Azole fungicides need to be banned in crop management. Twenty-five forms of agricultural azoles are in use, compared to just three forms of medical azoles. Obviously, the medical use of azole-based antifungals is ineffective. Azoles are increasingly failing as frontline therapies, with patient mortality approaching 100 per cent. The rate of emergence of fungicide resistance is greater than the pace of fungicide discovery. This situation parallels the situation for antibiotics
But, instead of intervening in the interests of public health to limit azoles, government policy in recent years has promoted their expansion, fostering conditions for virulent drug-resistant fungi. Global sales have tripled since 2005, from $8 billion to $21 billion in 2017.
As climate change brings higher overall temperatures and vacillation between drought and heavy rainfall, fungi will spread outside their current ranges. Aspergillus flavus, the producer of a cancer-causing aflatoxin thrives in drought conditions and large crop-water deficits.
Instead of government blaming farmers for illiterate overuse, or using this opportunity to get more GMO gene manipulated seeds, or looking at different drug cocktails that will spew more poison into the environment, agricultural practices will have to be modified to bring back organic food, sustainable crop rotation, and intercropping. There is enough evidence to show that this can greatly reduce fungal diseases. For instance, intercropping soya with flax removed all pathogenic fungi. Researchers in India find that if, instead of using azole fungicide to control potato blight, silica is applied to the leaves, disease infestation comes down sharply. Surrounding crops, with wild non-crop vegetation, also control fungal pathogens.

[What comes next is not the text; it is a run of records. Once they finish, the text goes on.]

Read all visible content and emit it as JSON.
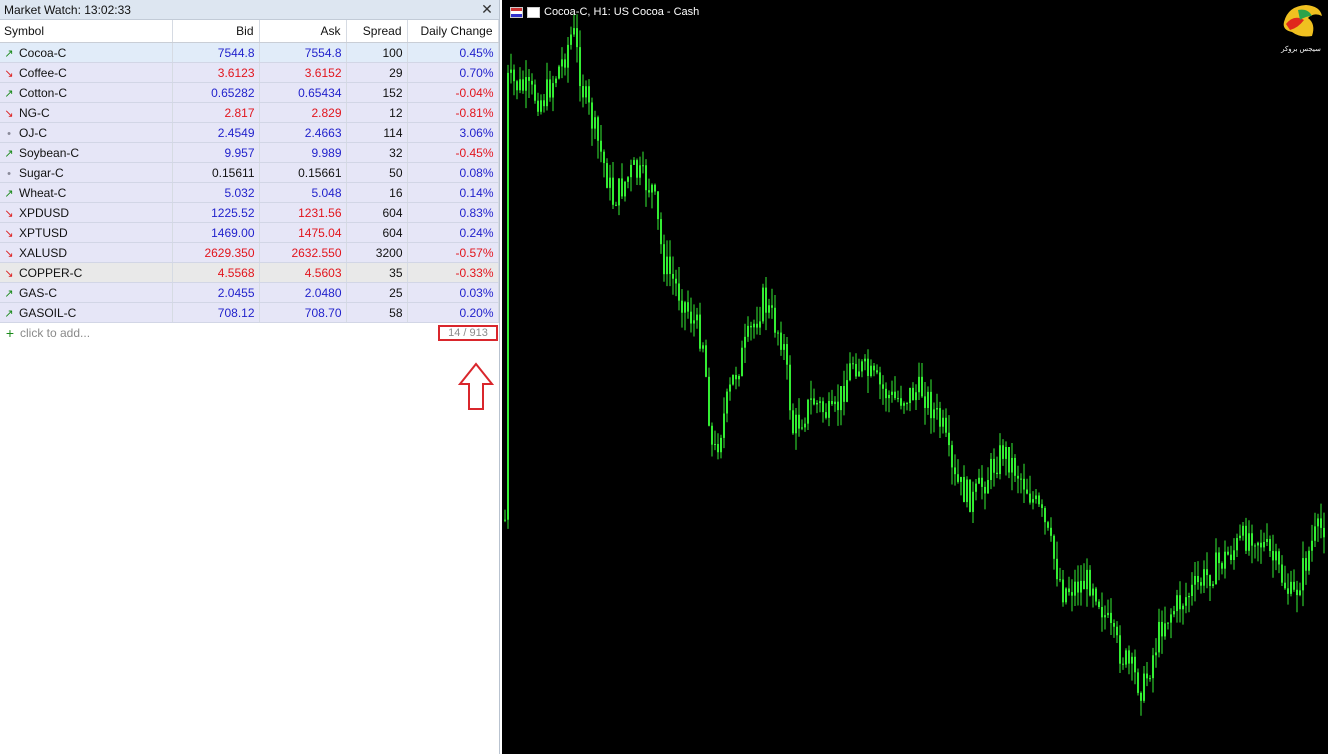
{
  "market_watch": {
    "title": "Market Watch: 13:02:33",
    "close_icon": "close-icon",
    "columns": [
      "Symbol",
      "Bid",
      "Ask",
      "Spread",
      "Daily Change"
    ],
    "rows": [
      {
        "symbol": "Cocoa-C",
        "trend": "up",
        "bid": "7544.8",
        "bid_color": "blue",
        "ask": "7554.8",
        "ask_color": "blue",
        "spread": "100",
        "change": "0.45%",
        "change_color": "blue"
      },
      {
        "symbol": "Coffee-C",
        "trend": "down",
        "bid": "3.6123",
        "bid_color": "red",
        "ask": "3.6152",
        "ask_color": "red",
        "spread": "29",
        "change": "0.70%",
        "change_color": "blue"
      },
      {
        "symbol": "Cotton-C",
        "trend": "up",
        "bid": "0.65282",
        "bid_color": "blue",
        "ask": "0.65434",
        "ask_color": "blue",
        "spread": "152",
        "change": "-0.04%",
        "change_color": "red"
      },
      {
        "symbol": "NG-C",
        "trend": "down",
        "bid": "2.817",
        "bid_color": "red",
        "ask": "2.829",
        "ask_color": "red",
        "spread": "12",
        "change": "-0.81%",
        "change_color": "red"
      },
      {
        "symbol": "OJ-C",
        "trend": "neutral",
        "bid": "2.4549",
        "bid_color": "blue",
        "ask": "2.4663",
        "ask_color": "blue",
        "spread": "114",
        "change": "3.06%",
        "change_color": "blue"
      },
      {
        "symbol": "Soybean-C",
        "trend": "up",
        "bid": "9.957",
        "bid_color": "blue",
        "ask": "9.989",
        "ask_color": "blue",
        "spread": "32",
        "change": "-0.45%",
        "change_color": "red"
      },
      {
        "symbol": "Sugar-C",
        "trend": "neutral",
        "bid": "0.15611",
        "bid_color": "black",
        "ask": "0.15661",
        "ask_color": "black",
        "spread": "50",
        "change": "0.08%",
        "change_color": "blue"
      },
      {
        "symbol": "Wheat-C",
        "trend": "up",
        "bid": "5.032",
        "bid_color": "blue",
        "ask": "5.048",
        "ask_color": "blue",
        "spread": "16",
        "change": "0.14%",
        "change_color": "blue"
      },
      {
        "symbol": "XPDUSD",
        "trend": "down",
        "bid": "1225.52",
        "bid_color": "blue",
        "ask": "1231.56",
        "ask_color": "red",
        "spread": "604",
        "change": "0.83%",
        "change_color": "blue"
      },
      {
        "symbol": "XPTUSD",
        "trend": "down",
        "bid": "1469.00",
        "bid_color": "blue",
        "ask": "1475.04",
        "ask_color": "red",
        "spread": "604",
        "change": "0.24%",
        "change_color": "blue"
      },
      {
        "symbol": "XALUSD",
        "trend": "down",
        "bid": "2629.350",
        "bid_color": "red",
        "ask": "2632.550",
        "ask_color": "red",
        "spread": "3200",
        "change": "-0.57%",
        "change_color": "red"
      },
      {
        "symbol": "COPPER-C",
        "trend": "down",
        "bid": "4.5568",
        "bid_color": "red",
        "ask": "4.5603",
        "ask_color": "red",
        "spread": "35",
        "change": "-0.33%",
        "change_color": "red"
      },
      {
        "symbol": "GAS-C",
        "trend": "up",
        "bid": "2.0455",
        "bid_color": "blue",
        "ask": "2.0480",
        "ask_color": "blue",
        "spread": "25",
        "change": "0.03%",
        "change_color": "blue"
      },
      {
        "symbol": "GASOIL-C",
        "trend": "up",
        "bid": "708.12",
        "bid_color": "blue",
        "ask": "708.70",
        "ask_color": "blue",
        "spread": "58",
        "change": "0.20%",
        "change_color": "blue"
      }
    ],
    "add_label": "click to add...",
    "count": "14 / 913"
  },
  "chart": {
    "title": "Cocoa-C, H1:  US Cocoa - Cash",
    "logo_text": "سیجس بروکر",
    "candle_color": "#33ee33",
    "background": "#000000"
  },
  "colors": {
    "blue": "#2222cc",
    "red": "#e2141c",
    "up_arrow": "#1a8a1a",
    "annotation_red": "#d9262c"
  }
}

We are in a vicious spiral. As we use more fungicides, more resistant pathogenic fungi emerge. The first case of resistance against the benzimidazoles (MBCs) was reported in 1969, and now MBC resistance occurs in more than 90 plant pathogens. Azole resistance in a plant pathogen was first reported in 1981. Resistance to strobilurins was reported in field trials even before commercial introduction, and in wider field populations within two years of release.
A new generation of succinate dehydrogenase inhibitors was introduced in 2007, but by 2017 resistance were found in 17 pathogen species. Today, crop-destroying fungi account for annual yield losses of 20 per cent worldwide, with a further 10 per cent loss post harvest.
To avoid a global collapse in our ability to control fungal infections, and to avoid critical failures in medicine and food security, we must put public health before company fiscal health.
The global mortality rate for fungal diseases now exceeds that for malaria or breast cancer, and is comparable to those for tuberculosis and HIV. But no Indian government has applied its mind to this huge problem.